▸ PROBLEM TO WORK ON:
The exercise asks you to copy every line below in which "Shift" appears.

▸ PROVIDED RECORDS:
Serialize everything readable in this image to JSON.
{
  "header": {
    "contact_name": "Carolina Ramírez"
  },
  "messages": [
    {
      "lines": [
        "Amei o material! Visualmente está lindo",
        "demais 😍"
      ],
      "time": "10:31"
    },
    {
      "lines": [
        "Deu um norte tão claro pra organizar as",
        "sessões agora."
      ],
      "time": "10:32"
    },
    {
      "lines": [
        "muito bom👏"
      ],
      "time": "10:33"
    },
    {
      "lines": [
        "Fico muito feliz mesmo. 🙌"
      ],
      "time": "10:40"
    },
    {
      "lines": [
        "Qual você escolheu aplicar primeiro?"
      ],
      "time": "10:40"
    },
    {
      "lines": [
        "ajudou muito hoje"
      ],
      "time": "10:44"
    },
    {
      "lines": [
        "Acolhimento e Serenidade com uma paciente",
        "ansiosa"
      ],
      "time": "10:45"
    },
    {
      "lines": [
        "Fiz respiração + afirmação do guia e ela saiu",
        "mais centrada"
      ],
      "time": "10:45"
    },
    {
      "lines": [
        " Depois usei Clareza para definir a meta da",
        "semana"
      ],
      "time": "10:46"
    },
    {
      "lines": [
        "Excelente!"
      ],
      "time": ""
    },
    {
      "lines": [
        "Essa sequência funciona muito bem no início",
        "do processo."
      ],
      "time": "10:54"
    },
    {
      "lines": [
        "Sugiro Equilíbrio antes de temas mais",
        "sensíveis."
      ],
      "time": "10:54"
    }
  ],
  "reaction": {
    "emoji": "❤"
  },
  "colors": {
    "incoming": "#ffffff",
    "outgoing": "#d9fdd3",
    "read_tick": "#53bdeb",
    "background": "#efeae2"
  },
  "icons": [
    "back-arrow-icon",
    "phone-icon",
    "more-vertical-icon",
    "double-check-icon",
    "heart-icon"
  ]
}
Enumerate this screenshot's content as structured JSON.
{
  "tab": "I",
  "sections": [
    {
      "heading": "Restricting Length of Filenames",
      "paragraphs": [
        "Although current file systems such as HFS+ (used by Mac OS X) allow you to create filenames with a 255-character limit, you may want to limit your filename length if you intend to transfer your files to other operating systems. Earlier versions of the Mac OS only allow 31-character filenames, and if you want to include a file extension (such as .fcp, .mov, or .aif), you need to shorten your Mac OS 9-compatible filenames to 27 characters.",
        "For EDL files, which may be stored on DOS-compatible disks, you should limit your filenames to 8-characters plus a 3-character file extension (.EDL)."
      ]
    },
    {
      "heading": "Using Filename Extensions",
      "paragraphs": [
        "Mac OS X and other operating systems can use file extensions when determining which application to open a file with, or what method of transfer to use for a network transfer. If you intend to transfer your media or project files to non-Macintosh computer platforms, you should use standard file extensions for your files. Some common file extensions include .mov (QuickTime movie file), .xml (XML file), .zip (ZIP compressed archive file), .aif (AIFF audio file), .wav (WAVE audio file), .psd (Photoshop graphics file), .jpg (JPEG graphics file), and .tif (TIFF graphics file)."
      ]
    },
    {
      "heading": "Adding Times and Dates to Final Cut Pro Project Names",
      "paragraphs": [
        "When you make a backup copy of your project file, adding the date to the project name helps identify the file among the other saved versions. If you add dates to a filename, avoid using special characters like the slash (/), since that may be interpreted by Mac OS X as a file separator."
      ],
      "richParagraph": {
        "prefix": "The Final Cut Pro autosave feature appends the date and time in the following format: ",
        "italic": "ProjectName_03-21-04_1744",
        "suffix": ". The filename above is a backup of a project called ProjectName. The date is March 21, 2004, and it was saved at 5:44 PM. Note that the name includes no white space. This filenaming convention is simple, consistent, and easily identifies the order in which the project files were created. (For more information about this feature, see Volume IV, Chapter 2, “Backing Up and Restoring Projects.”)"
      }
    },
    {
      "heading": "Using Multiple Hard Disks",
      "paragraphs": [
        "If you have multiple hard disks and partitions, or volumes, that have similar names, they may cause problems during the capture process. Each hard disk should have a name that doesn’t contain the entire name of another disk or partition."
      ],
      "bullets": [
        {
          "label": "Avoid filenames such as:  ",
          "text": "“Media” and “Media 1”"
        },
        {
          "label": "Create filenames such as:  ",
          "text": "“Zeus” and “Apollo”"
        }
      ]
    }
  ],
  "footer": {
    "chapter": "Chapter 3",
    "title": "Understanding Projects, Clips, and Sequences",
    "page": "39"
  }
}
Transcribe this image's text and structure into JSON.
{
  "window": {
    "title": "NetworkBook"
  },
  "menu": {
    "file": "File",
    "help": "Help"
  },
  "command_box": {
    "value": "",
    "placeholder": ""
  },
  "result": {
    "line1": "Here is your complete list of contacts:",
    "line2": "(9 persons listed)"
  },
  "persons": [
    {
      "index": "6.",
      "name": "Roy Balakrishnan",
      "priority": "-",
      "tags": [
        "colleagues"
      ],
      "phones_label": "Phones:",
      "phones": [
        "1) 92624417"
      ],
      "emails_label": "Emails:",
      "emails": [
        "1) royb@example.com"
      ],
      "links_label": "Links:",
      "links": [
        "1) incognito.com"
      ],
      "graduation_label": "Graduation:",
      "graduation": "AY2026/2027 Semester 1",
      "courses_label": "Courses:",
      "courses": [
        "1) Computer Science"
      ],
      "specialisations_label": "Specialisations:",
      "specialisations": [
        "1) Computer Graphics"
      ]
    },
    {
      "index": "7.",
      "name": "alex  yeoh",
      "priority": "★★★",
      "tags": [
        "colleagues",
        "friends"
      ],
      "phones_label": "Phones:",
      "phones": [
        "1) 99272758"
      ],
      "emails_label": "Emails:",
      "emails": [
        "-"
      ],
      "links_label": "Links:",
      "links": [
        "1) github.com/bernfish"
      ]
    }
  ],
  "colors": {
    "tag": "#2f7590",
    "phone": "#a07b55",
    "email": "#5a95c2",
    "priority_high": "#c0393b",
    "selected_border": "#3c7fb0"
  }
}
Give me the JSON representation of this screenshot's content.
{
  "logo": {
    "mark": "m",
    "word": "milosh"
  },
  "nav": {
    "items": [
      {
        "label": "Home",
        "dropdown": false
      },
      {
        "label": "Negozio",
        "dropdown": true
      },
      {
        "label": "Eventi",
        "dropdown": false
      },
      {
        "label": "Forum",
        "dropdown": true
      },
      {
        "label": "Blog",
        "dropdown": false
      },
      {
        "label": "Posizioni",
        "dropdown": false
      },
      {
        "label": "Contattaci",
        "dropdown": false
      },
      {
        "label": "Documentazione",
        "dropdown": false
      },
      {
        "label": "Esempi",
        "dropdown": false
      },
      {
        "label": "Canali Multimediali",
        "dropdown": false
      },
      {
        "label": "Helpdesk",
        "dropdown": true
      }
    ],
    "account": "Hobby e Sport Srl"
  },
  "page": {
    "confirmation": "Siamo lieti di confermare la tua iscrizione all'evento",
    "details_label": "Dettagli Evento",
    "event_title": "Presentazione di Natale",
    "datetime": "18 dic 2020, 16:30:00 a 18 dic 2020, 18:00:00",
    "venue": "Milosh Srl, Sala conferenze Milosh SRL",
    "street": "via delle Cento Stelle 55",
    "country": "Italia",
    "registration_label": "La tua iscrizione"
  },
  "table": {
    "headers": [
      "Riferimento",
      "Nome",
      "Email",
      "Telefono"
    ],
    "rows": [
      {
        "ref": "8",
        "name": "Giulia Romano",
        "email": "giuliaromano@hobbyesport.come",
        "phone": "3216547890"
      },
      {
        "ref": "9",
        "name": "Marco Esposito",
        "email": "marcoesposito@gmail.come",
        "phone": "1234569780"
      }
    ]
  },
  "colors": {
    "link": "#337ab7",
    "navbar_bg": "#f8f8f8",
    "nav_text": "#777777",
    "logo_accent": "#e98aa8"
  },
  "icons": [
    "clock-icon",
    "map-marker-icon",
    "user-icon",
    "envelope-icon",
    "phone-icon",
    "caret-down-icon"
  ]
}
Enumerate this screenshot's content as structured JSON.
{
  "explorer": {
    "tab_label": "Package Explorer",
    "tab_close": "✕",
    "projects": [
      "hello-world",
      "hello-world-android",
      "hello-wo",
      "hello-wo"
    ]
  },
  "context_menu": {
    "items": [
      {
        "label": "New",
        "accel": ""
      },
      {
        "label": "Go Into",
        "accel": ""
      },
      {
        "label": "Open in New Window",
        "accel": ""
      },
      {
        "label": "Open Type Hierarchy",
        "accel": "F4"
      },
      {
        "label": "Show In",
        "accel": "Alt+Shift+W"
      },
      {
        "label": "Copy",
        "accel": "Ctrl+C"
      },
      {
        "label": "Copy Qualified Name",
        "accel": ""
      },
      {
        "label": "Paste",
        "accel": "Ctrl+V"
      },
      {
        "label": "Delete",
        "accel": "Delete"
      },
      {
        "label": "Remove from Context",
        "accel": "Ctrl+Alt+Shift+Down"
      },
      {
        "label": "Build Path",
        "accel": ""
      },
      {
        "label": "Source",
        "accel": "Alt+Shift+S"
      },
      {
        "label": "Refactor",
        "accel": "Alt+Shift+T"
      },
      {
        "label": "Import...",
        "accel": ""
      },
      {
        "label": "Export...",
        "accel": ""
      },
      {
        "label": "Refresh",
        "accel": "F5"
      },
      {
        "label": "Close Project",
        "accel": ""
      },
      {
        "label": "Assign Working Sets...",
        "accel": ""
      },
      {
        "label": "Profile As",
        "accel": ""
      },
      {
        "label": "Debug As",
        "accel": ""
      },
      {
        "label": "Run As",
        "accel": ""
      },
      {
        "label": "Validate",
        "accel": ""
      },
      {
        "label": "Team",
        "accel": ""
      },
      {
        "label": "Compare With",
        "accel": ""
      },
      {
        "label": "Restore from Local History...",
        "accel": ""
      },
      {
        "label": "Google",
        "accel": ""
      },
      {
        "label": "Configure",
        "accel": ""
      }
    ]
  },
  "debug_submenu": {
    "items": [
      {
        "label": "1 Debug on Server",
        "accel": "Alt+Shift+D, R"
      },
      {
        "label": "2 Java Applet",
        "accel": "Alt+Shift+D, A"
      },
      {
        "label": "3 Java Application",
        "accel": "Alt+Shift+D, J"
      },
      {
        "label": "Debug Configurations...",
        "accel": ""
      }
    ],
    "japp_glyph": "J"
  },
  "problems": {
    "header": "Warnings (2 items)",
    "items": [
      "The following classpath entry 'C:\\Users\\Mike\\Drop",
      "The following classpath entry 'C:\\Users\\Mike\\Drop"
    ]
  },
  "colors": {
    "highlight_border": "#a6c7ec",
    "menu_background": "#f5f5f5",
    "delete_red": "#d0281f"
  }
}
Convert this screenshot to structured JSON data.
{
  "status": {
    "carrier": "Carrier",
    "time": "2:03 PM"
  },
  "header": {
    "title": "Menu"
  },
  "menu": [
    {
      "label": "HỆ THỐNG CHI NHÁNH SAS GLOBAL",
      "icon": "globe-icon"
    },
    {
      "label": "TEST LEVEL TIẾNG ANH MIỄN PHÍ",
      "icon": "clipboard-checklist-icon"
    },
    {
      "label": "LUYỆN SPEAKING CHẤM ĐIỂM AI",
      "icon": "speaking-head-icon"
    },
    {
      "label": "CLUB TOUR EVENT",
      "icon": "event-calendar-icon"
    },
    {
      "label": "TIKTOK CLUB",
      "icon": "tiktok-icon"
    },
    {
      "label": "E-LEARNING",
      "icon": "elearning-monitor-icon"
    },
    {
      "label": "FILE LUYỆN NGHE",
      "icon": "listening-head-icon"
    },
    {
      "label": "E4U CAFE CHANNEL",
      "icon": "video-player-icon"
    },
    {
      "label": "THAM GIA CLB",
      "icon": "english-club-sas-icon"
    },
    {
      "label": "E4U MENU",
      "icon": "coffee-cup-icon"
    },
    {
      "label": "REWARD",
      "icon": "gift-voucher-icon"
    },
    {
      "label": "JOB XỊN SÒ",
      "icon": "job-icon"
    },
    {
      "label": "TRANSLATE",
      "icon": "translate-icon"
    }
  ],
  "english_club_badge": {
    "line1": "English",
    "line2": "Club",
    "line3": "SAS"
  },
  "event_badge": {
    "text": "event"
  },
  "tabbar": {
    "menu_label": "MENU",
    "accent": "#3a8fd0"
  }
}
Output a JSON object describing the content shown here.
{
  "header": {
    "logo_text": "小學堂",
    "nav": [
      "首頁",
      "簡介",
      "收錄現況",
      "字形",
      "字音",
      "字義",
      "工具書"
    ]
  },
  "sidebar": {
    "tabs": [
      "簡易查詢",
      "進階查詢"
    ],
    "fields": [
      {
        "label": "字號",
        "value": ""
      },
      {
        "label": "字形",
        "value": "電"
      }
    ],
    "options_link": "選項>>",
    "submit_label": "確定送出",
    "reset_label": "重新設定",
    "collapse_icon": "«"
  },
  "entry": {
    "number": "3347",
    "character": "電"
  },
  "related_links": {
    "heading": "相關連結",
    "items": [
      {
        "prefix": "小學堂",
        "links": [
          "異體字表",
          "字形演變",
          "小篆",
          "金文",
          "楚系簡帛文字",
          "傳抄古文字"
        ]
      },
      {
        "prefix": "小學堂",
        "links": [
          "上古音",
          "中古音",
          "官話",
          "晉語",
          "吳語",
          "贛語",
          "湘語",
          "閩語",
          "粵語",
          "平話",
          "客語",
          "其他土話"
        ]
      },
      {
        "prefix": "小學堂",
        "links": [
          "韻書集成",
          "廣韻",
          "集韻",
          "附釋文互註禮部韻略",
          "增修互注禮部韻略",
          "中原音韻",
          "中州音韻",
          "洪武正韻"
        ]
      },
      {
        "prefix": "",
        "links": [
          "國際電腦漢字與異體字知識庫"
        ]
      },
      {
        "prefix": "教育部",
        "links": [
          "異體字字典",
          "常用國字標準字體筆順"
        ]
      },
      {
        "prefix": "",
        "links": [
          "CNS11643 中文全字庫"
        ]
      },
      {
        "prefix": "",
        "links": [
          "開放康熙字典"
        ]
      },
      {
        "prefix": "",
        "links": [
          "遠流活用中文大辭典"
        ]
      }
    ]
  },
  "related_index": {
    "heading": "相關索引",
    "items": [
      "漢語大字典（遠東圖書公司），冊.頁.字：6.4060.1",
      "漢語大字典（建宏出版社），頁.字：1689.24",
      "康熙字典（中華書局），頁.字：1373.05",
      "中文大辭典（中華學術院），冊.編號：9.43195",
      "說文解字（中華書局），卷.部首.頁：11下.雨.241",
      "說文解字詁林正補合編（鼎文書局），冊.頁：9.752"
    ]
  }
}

▸ RESPONSE AREA:
        "accel": "Alt+Shift+W"
        "accel": "Ctrl+Alt+Shift+Down"
        "accel": "Alt+Shift+S"
        "accel": "Alt+Shift+T"
        "accel": "Alt+Shift+D, R"
        "accel": "Alt+Shift+D, A"
        "accel": "Alt+Shift+D, J"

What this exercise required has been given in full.